(PAC), U.S. organization formed by a corporation, labor union, or association to raise money for political activity. Funds can be gathered by voluntary contributions from members, employees, or shareholders. Political action committees were first organized in the 1940s. The Political Action Committee organized by the Congress of Industrial Organizations (CIO) in 1943 was a model for later PACs. The election reform of 1974 limited individual campaign contributions and set guidelines for PACs; a Supreme Court ruling in 2010 ended restrictions on their funding. Many PACs represent special-interest groups, e.g., the National Rifle Association of America; others represent large conservative or liberal coalitions. Others are aligned with individual political campaigns, though their efforts cannot be coordinated with those of the candidate's campaign. Many PACs have directed their contributions toward congressional elections, in which they can contribute up to $5,000 to a candidate for each campaign (primary, runoff, and general election). Some, however, conduct independent negative campaigns against candidates they oppose, both in primary and general elections. Federal legislation enacted in 2002 barred attacks on candidates by name immediately before an election, but that rule was eased by a Supreme Court decision in 2007. Since the Court decision of 2010 that eased fund-raising restrictions on PACs, groups known as super PACs have arisen; these seek large, unlimited donations, often from a few wealthy contributors, and have tended to work for the election of a specific candidate.

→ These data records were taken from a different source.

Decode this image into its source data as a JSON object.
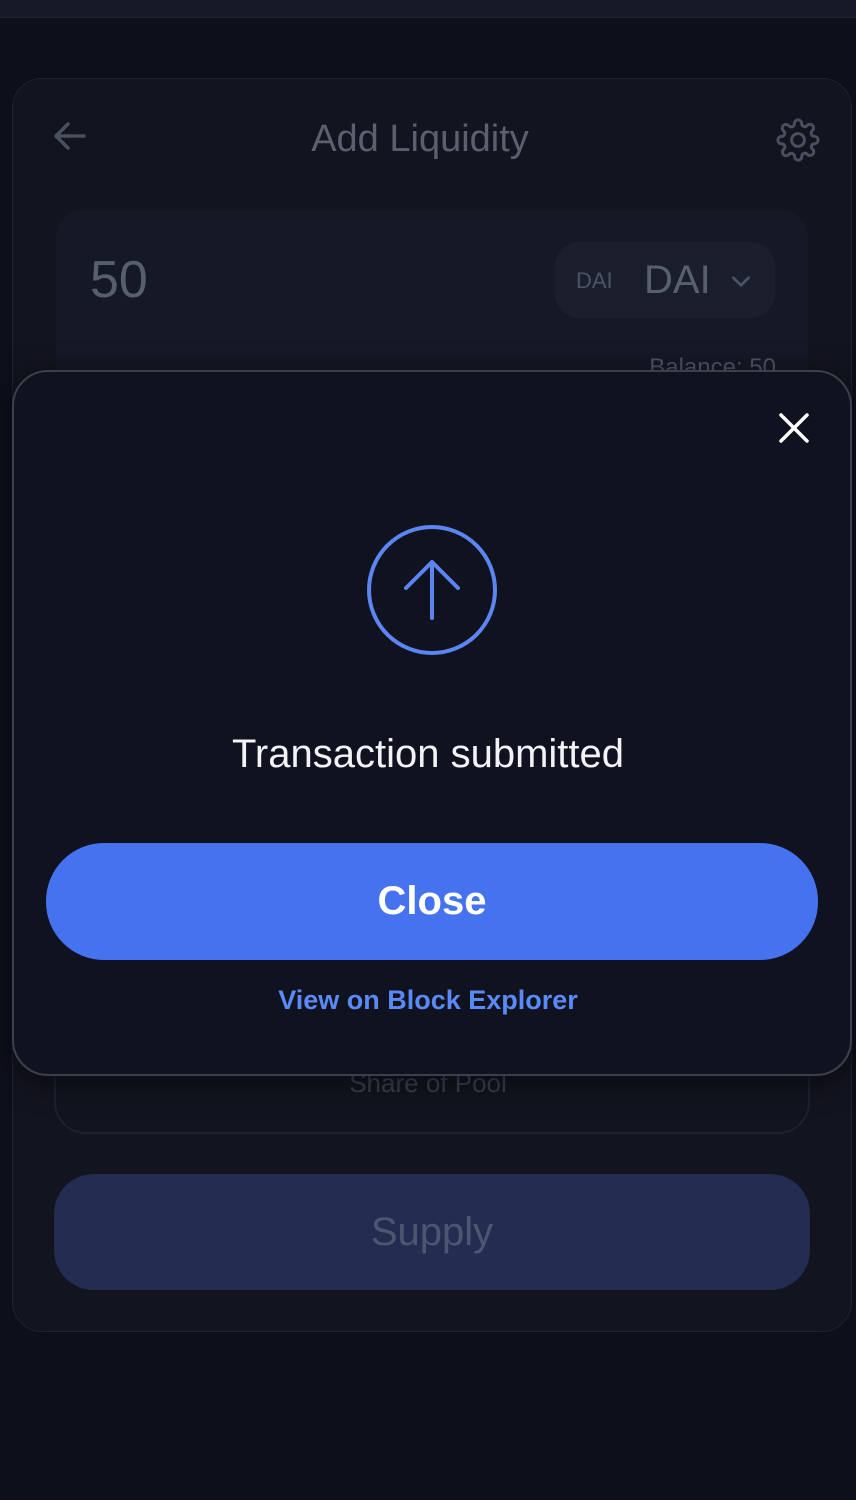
{
  "background_card": {
    "title": "Add Liquidity",
    "back_icon": "arrow-left-icon",
    "settings_icon": "gear-icon",
    "input": {
      "amount": "50",
      "token_logo_label": "DAI",
      "token_symbol": "DAI",
      "balance_label": "Balance: 50"
    },
    "share_label": "Share of Pool",
    "supply_label": "Supply"
  },
  "modal": {
    "title": "Transaction submitted",
    "close_icon": "close-icon",
    "status_icon": "arrow-up-circle-icon",
    "close_button_label": "Close",
    "explorer_link_label": "View on Block Explorer"
  },
  "colors": {
    "background": "#0d0f1b",
    "modal_border": "#3c404c",
    "accent": "#4573ef",
    "link": "#5a8af5",
    "icon_accent": "#5b86f2"
  }
}
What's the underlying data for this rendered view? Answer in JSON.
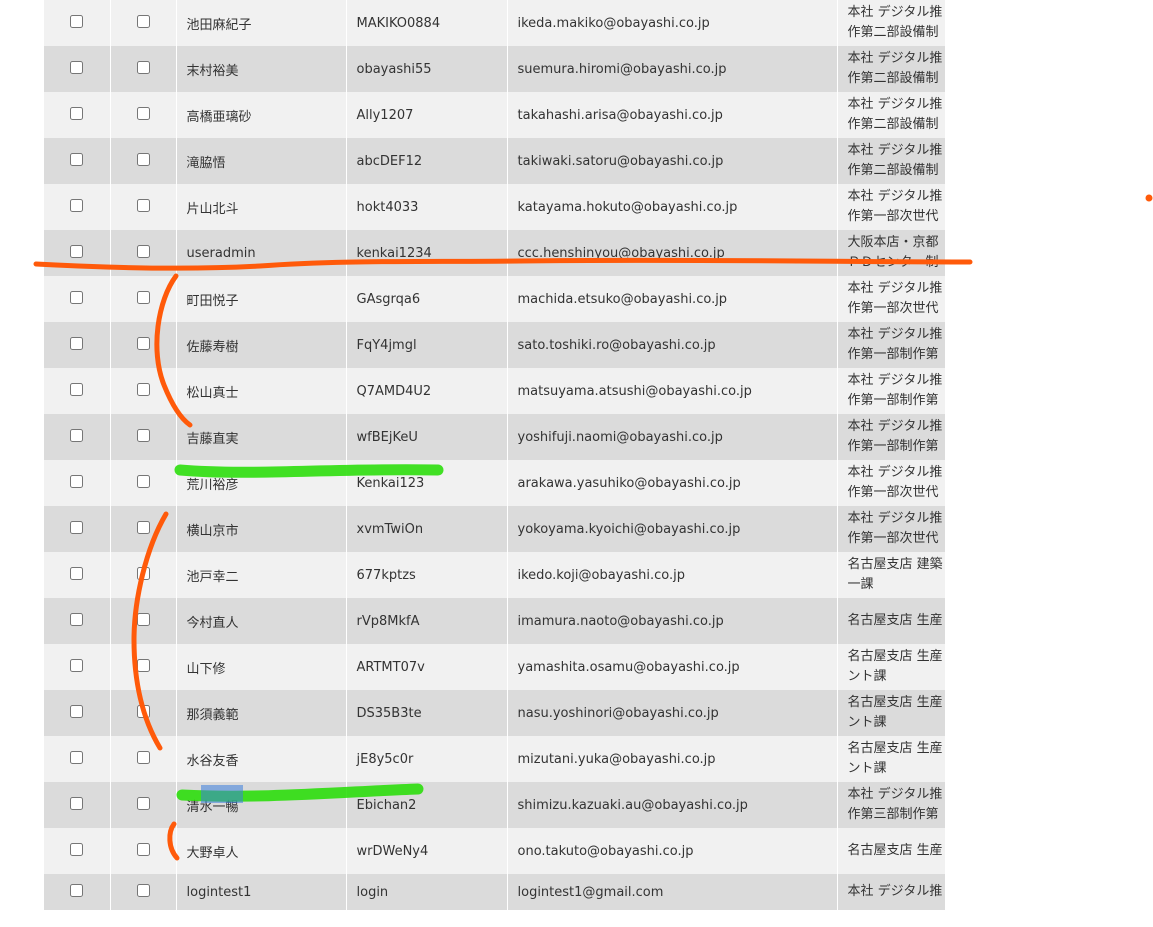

References in periodicals archive ?
1, five new political action committees have registered with the Office of Campaign and Political Finance, four of which are independent expenditure committees, commonly known as super PACs.
CONTACT: Megha Chokshi of US India Political Action Committee, +1-703-587-4156, or +1-703-796-6628
5 million, gave nearly $13,000 to Cameron's group and to his own political action committee, the Newhall Civic Improvement Association.
Black America's PAC (BAMPAC), founded in 1994 is the largest minority political action committee in the country and ranks in the top 50 among over 4,000 registered political action committees.
Solutia selected Vocus Political Action Committee to manage all state and federal PAC reporting requirements and to enable its employees to participate more actively in the U.
Cameron's group has also made several large donations to other local political action committees that have supported Heidt and McLean, according to records released this week by the Santa Clarita City Clerk's Office.
The Fannie Lou Hamer Political Action Committee, supported by the city of Detroit, the office of Mayor Kwame Kilpatrick and the labor community (which includes the United Auto Workers, AFSCME, Metropolitan AFL-CIO, Service Employees International Union, faith-based organizations and community groups) will join together urging Detroiters to go to the polls and vote.
Three political action committees sent out glossy brochures touting three-time candidate Marsha McLean over the weekend, giving her campaign a last-minute boost, election observers said.
She is a member of the Latino Political Action Committee and has served on the board of the National Women's Political Caucus, San Francisco chapter.
AT&T noted that, as authorized by federal law, the company sponsors a political action committee supported solely by contributions from employees.
IQPAC, a local political action committee, spent $4,300 on a mailer touting McLean's candidacy to several thousand Santa Clarita residents.
WASHINGTON -- In response to the recommendations of the President's Advisory Panel on Federal Tax Reform, members of the Microcap Company Political Action Committee (MCPAC) and the National Small Public Company Leadership Council welcome the Panel's focus on simplicity and fairness in recognizing the vast differences in tax burdens for small businesses and large corporations.